Lastly, you stick your head under the fountain completely for protection and prosperity. After you have completed this you can continue to the next fountain to repeat the process.
- When you complete the first pool you continue to the next pool (watch out since it is slippery) and continue to follow the same process as described above.
- You then continue to the last pool, but here you don’t start on the left, but on the right hand side, so you will complete the process in reverse order. This pool is meant for cleansing the body of any illness. I was informed that the most left fountain was the most powerful one that this is the fountain Tirta Empul, after which the temple was named after, so be sure to spent some extra time here to complete the process.

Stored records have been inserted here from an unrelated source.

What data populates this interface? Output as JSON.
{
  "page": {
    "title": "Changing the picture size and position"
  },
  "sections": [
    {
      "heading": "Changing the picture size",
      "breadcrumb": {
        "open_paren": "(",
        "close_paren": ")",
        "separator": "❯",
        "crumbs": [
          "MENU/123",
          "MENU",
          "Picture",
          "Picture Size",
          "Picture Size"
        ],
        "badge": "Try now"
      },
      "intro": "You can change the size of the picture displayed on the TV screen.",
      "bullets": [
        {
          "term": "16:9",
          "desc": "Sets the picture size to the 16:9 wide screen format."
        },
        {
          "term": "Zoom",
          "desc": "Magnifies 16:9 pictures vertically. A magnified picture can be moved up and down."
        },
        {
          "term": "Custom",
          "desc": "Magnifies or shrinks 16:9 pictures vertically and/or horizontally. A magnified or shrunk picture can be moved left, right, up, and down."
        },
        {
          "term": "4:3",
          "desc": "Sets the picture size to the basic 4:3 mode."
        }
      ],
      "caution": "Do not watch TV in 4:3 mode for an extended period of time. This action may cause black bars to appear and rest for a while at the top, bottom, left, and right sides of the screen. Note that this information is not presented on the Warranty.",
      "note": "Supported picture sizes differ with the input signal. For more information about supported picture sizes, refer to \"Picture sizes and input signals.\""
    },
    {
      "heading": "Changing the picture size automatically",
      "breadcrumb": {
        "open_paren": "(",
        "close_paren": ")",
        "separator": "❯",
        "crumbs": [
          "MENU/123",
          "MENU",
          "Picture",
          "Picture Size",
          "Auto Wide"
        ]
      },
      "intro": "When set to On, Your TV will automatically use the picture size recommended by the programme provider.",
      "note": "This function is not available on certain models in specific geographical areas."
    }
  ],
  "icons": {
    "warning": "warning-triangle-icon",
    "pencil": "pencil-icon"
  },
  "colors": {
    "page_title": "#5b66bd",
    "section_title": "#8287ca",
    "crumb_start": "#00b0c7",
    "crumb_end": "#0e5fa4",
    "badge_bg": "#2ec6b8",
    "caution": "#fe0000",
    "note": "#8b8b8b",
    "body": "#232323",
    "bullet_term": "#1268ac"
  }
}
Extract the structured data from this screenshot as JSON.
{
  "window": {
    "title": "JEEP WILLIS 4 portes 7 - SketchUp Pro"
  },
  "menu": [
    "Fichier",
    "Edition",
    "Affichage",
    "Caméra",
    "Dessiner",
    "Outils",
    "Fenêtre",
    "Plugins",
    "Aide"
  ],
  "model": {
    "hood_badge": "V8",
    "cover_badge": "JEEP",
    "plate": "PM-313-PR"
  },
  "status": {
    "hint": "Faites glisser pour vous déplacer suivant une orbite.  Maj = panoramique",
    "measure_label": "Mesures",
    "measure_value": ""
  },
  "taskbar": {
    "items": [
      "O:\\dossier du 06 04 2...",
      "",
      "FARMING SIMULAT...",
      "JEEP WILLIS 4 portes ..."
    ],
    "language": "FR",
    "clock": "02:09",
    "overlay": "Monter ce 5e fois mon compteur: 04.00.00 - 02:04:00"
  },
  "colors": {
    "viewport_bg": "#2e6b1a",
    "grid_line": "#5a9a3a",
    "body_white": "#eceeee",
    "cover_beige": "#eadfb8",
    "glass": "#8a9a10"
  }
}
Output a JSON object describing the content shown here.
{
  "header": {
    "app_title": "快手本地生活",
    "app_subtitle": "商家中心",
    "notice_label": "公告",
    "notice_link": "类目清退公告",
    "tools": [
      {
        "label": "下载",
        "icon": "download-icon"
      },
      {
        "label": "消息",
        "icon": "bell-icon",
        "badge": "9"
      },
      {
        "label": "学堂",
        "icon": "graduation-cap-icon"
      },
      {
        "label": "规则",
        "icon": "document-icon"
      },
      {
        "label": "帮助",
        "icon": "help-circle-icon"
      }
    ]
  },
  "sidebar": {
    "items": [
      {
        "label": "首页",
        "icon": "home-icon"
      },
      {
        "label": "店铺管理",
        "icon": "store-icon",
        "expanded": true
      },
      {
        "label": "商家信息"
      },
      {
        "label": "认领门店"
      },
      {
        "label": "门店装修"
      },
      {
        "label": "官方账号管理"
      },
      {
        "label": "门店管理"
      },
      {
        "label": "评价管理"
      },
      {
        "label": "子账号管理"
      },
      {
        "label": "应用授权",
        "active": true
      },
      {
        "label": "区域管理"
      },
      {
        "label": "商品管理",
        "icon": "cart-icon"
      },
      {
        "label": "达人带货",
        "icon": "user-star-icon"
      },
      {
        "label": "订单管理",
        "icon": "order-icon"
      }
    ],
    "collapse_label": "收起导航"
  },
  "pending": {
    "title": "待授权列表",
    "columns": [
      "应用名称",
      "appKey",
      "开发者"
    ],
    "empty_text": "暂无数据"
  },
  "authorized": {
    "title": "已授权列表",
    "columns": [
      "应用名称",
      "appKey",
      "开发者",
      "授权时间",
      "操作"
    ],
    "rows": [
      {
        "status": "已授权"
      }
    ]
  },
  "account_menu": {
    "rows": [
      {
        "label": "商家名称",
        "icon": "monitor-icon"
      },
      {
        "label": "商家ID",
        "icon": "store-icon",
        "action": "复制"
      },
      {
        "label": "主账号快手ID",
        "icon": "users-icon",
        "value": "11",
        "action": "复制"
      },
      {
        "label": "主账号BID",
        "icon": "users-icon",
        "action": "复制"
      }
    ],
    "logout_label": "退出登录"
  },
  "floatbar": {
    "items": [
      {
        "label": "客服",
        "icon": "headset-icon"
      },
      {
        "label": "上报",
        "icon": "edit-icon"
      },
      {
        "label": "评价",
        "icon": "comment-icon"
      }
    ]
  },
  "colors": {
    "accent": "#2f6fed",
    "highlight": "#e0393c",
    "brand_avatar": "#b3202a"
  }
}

- After you have completed the ritual, sit down and thank the gods, the water spirits and your ancestors once again before changing back into your normal clothes.
I have to admit, as the Balinese man provided me which a large amount of information, and at times I had trouble understanding completely what he meant, that I had trouble remembering the exact meaning of the different spouts and meanings of the different steps of the ritual. I would highly recommend waiting for someone to approach you to explain to you the process and the meaning of the ritual as it will help you gain a deeper understanding of the purification ritual, and actually follow the right steps of the ritual. After the ritual I gave the Balinese man a donation of 50K IDR, as I was grateful for his help and the unique experience.
Tirta Empul Temple – Know before you go
To finish this blogpost of, we have gathered a couple of things that you should know before you go to the Tirta Empul temple. So here you go:
- Opening hours: opening hours seem to change on a regular basis. We arrived at 8am and the temple was open for entry, however, many websites state that the Tirta Empul temple is open between 9am – 5pm.
- Entry fees: the entry fee is 15K IDR per person and can be paid at the entrance booth.
- Purification ritual fees: if you are planning on doing the purification ritual, expect to pay another 25K IDR for a locker and sarong rental, and another 50K IDR donation if you wish to seek guidance on the ritual.
- Parking fees: the parking fees are 2k IDR.
- Dress code: As this is a place of worship be sure to dress modestly. The rental of a sarong is included in the price to cover up your legs, but also be sure to wear a shirt with sleeves to cover up your shoulders.
- Restricted areas: there are a large amounts of restricted areas in the temple that you are not allowed to enter as these are reserved for praying, be sure to respect these rules.
- Bring swimming clothes or a set of dry clothes: If you are planning to do the purification ritual be sure to either bring a bathing suit/shorts or a set of dry clothes for afterwards.